Lim Kim San to step down as SPH senior advisor - Oct 19, 2005 (ST)
The Straits Times / The Business Times News On SPH
Lim Kim San to step down as SPH senior advisor
Oct 19, 2005
The Straits Times
THE senior advisor to Singapore Press Holdings, Mr Lim Kim San, will be stepping down at the end of the year.
In a statement released yesterday, the media group thanked him for his 17 years of leadership and advice - 14 years as executive chairman and three as senior advisor.
CRUCIAL ROLE: Mr Lim's guidance during some of SPH's key decisions was invaluable.
SPH chairman Lim Chin Beng said: 'Mr Lim is held in the highest regard by the board, and it is with much regret that we accept his decision to retire.
'On behalf of the SPH board, I would like to express our heartfelt thanks for his invaluable advice and leadership through the years and wish him many good years of happy retirement.'
Mr Lim, who turns 89 this year, had expressed his desire to retire in December.
He stepped down as executive chairman in 2002, but stayed on as senior advisor at the board's request.
He said: 'I wanted to retire as far back as 2001, but after so many years with the company, I could not simply walk away when asked to help SPH contend with the fast- and ever-changing landscape in the political, social and technological world.'
SPH chief executive Alan Chan said Mr Lim had played a 'crucial role in driving and shaping the group into the successful multimedia company that it is today'.
Since the former Cabinet minister assumed his post at SPH in 1988, the group has grown into one of the region's leading media companies, with annual revenue hitting the $1 billion mark this year and a market capitalisation of about $7.2 billion.
Said Mr Chan: 'Whenever the board was faced with a difficult decision, we could always count on him to provide the right counsel and advice.'
The company benefited from his vast experience.

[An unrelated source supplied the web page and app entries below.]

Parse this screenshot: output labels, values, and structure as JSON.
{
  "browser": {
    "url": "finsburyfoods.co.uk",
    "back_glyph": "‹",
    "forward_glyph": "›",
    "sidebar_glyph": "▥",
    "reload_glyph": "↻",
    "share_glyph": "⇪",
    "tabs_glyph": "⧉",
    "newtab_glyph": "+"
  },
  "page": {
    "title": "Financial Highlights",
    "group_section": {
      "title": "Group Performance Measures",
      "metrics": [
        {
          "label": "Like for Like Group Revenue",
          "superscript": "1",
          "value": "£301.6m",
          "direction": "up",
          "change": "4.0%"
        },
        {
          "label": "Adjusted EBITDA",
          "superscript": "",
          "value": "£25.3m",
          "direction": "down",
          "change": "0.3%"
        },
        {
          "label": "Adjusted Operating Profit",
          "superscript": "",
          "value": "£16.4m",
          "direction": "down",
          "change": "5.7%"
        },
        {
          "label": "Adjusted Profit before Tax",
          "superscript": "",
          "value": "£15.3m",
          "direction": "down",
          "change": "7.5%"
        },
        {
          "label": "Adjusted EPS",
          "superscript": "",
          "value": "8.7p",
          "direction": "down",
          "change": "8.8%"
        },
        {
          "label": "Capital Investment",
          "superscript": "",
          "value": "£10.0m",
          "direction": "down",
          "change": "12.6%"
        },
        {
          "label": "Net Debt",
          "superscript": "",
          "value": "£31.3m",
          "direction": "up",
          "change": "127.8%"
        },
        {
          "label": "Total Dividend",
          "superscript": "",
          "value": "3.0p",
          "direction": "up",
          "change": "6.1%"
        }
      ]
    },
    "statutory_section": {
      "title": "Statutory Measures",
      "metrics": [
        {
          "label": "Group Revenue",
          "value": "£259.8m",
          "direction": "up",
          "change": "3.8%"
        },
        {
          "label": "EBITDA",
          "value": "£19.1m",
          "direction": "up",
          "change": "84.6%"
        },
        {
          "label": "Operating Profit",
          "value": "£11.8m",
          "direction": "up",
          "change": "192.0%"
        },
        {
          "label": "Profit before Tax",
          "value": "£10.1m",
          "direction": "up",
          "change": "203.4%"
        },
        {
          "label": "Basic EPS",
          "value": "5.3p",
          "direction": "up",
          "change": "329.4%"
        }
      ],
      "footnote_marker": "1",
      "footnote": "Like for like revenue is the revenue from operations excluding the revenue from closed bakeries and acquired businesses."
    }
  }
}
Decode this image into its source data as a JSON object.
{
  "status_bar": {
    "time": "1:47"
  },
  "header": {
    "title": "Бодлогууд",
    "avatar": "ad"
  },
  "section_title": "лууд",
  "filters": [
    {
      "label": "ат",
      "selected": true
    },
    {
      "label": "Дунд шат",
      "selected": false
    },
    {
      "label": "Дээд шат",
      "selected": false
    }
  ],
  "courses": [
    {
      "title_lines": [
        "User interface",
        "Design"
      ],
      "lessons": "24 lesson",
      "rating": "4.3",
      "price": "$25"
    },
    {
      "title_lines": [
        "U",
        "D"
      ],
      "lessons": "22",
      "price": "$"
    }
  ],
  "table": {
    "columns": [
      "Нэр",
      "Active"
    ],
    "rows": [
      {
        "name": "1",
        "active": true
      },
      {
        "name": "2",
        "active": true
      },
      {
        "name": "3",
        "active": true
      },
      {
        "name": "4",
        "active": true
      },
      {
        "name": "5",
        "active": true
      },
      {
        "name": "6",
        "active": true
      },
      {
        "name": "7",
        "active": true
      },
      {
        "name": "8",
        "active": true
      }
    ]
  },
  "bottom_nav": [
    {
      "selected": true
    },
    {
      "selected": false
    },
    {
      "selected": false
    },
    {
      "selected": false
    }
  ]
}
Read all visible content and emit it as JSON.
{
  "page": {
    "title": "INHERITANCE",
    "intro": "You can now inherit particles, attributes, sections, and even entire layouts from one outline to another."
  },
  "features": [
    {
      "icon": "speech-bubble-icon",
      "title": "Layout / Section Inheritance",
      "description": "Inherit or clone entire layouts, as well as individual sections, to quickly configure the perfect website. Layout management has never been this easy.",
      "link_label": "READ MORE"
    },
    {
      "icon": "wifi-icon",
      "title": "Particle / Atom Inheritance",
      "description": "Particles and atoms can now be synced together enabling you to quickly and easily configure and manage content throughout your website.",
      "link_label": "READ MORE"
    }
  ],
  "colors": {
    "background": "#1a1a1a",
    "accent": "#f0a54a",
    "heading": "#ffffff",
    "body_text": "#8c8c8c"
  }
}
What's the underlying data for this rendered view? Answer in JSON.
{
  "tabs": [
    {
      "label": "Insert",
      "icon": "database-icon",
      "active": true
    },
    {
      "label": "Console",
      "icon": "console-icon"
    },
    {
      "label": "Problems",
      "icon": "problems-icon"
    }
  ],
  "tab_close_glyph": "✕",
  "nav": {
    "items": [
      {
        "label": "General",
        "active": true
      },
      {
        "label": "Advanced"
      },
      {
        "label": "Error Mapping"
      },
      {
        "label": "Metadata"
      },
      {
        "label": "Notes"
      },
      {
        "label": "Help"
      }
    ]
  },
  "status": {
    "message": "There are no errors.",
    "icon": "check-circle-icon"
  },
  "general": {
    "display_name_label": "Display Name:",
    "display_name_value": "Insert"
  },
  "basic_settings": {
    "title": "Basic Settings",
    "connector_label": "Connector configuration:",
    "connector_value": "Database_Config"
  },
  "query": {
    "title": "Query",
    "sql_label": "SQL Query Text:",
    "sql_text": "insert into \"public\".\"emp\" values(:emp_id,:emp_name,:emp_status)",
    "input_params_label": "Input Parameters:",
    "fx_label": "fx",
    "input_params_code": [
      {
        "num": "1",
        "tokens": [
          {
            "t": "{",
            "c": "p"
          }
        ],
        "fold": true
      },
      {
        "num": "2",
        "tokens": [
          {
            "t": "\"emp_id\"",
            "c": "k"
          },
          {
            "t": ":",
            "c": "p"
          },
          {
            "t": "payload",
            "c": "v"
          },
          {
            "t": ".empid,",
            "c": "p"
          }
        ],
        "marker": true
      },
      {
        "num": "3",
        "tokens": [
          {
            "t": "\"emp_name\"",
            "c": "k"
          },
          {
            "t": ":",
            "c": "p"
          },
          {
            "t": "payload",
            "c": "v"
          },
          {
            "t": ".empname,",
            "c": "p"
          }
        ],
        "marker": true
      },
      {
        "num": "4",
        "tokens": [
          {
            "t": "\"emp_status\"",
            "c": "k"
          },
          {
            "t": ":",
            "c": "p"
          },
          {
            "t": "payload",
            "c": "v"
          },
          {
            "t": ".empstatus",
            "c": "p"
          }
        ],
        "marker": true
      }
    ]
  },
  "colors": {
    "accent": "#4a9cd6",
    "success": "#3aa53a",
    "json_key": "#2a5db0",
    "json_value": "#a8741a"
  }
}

Before joining SPH, he served as a minister for 18 years, holding various portfolios, including education, finance, interior and defence, and national development.
He also served as chairman of the Port of Singapore Authority and was chairman of the Council of Presidential Advisers until January last year.
Mr Chan said, what was especially appreciated, was Mr Lim's guidance on some of SPH's key decisions, including a five-for-one share split, the merger of the TV and free newspaper operations, and the decision to divest from non-core areas.
Mr Lim described his time with SPH as 'most satisfying'.
'I am privileged to have had the opportunity to do what I have done with the company, and to have worked with so many talented people through thick and thin.'
'With the advent of the new media, the future of newspaper publishing looks tough.
'But we now have a strong corps of new directors and senior executives in place to take on this challenge.'
This will be further strengthened, he said, when former deputy prime minister Tony Tan takes over as chairman on Dec 2.
Mr Lim said: 'Such self-renewal is vital to the success of the company. I am confident the ship will remain in good hands.'